Last year, for instance, a team led by Frederick Sieber of Johns Hopkins University in Baltimore, Maryland, reported on a small study suggesting that lighter sedation in patients undergoing surgery to repair hip fractures could halve the incidence of delirium (Mayo Clinic Proceedings, DOI: 10.4065/mcp.2009.04609).
There's more to delirium than overprescribing sedatives, however. The causes of the condition are not fully understood, but risk factors include immobilisation, disturbed sleep and being on mechanical ventilation – all of which makes the ICU a dangerous place to be. Infections are especially likely to trigger delirium, particularily if they lead to sepsis, in which the bloodstream is overwhelmed by bacteria.
With multiple risk factors, the problem has to be tackled on several fronts. The Hospital Elder Life Program (HELP) developed at Yale University aims to keep patients mobile, aware of their surroundings, and properly hydrated and nourished. It can reduce the risk of delirium by up to 40 per cent compared with patients not enrolled in HELP. And for vulnerable ICU patients, Ely has designed a suite of measures that he calls "ABCDE", which includes reducing sedation and weaning patients off mechanical ventilation as soon as is feasible (see "Prevention is better than cure", right).
Not all cases of delirium can be prevented, though. So far, attempts to treat patients once the condition has set in have had disappointing results. Last year, for instance, Dutch researchers stopped a trial of rivastigmine, which boosts the effects of acetylcholine, when they discovered an increase in death rates and the duration of delirium – exactly the opposite of the anticipated effect (The Lancet, DOI: 10.1016/s0140- 6736(10)61855-7).
There are hints that drugs that inhibit dopamine, including antipsychotics, might be useful – indeed, when doctors spot delirium, they often prescribe the antipsychotic haloperidol. Ely's new trial aims to provide a definitive answer, testing whether haloperidol and the newer antipsychotic ziprasidone are safe and effective in treating delirium in ICUs, and whether this reduces subsequent cognitive decline. The safety aspect will be crucial, because antipsychotics can increase death rates among elderly patients with dementia.
Meanwhile, Malaz Boustani and his colleagues at Indiana University in Indianapolis hope to build on their experience with Alzheimer's patients to improve prospects for people who become delirious in an ICU. Earlier this month, they opened an outpatient clinic at Wishard Memorial Hospital to follow patients who have been in an ICU. Patients will be monitored weekly, and given individually tailored treatments. These could include physical therapy, problem-solving exercises and avoiding drugs that inhibit acetylcholine.

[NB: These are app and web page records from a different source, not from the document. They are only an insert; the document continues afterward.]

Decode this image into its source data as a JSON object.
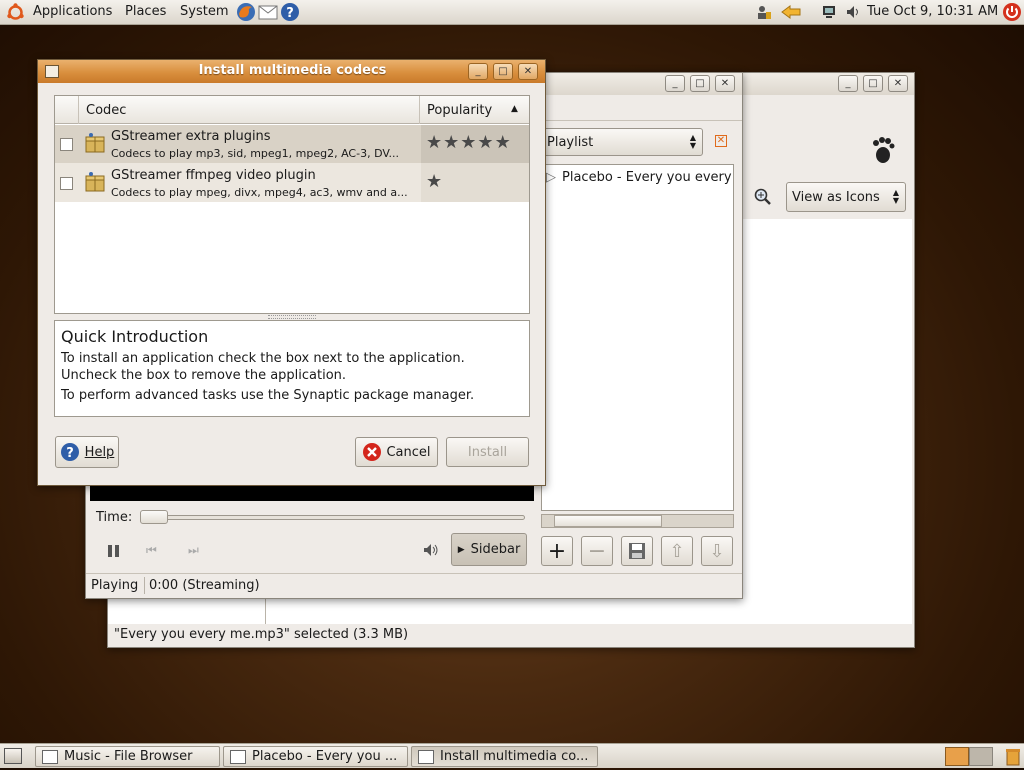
{
  "top_panel": {
    "menus": [
      "Applications",
      "Places",
      "System"
    ],
    "clock": "Tue Oct  9, 10:31 AM"
  },
  "bottom_panel": {
    "tasks": [
      "Music - File Browser",
      "Placebo - Every you ...",
      "Install multimedia co..."
    ]
  },
  "file_browser": {
    "view_select": "View as Icons",
    "status": "\"Every you every me.mp3\" selected (3.3 MB)"
  },
  "player": {
    "playlist_select": "Playlist",
    "playlist_items": [
      "Placebo - Every you every me"
    ],
    "time_label": "Time:",
    "sidebar_label": "Sidebar",
    "status_playing": "Playing",
    "status_time": "0:00 (Streaming)"
  },
  "dialog": {
    "title": "Install multimedia codecs",
    "col_codec": "Codec",
    "col_popularity": "Popularity",
    "codecs": [
      {
        "name": "GStreamer extra plugins",
        "desc": "Codecs to play mp3, sid, mpeg1, mpeg2, AC-3, DV...",
        "stars": 5
      },
      {
        "name": "GStreamer ffmpeg video plugin",
        "desc": "Codecs to play mpeg, divx, mpeg4, ac3, wmv and a...",
        "stars": 1
      }
    ],
    "intro_title": "Quick Introduction",
    "intro_p1": "To install an application check the box next to the application. Uncheck the box to remove the application.",
    "intro_p2": "To perform advanced tasks use the Synaptic package manager.",
    "help_label": "Help",
    "cancel_label": "Cancel",
    "install_label": "Install"
  },
  "colors": {
    "dialog_title_bg": "#d98f3e",
    "accent": "#e06a1b"
  }
}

The clinic will admit two new patients each week, and Boustani's team is using treatments shown to help elderly patients with dementia (Aging & Mental Health, DOI: 10.1080/ 13607863.2010.496445). Boustani is still seeking funds to evaluate the clinic's effectiveness, but didn't want to delay before putting his plan into action. "If it was my mom, I'd want her to get the state of the art right now," he says.
Perhaps the biggest challenge, however, is getting healthcare managers to realise how serious delirium is, so that successful interventions can be more widely applied. "It's very much an awareness-raising issue," says John Young of the University of Leeds, UK, who is leading a project that will test measures to prevent delirium in elderly patients in 12 English hospitals.
Young wanted to apply the Yale University HELP method, but realised that this would require additional specialised staff who aren't readily available in the UK's National Health Service. So he has had to devise a modified plan. "We don't know if this system is going to work," he admits.
Given such obstacles, getting the word out about delirium's huge toll is crucial, says Ely . "There's a public health problem that people don't know about."
The article was published online on July 29 on newscientist.com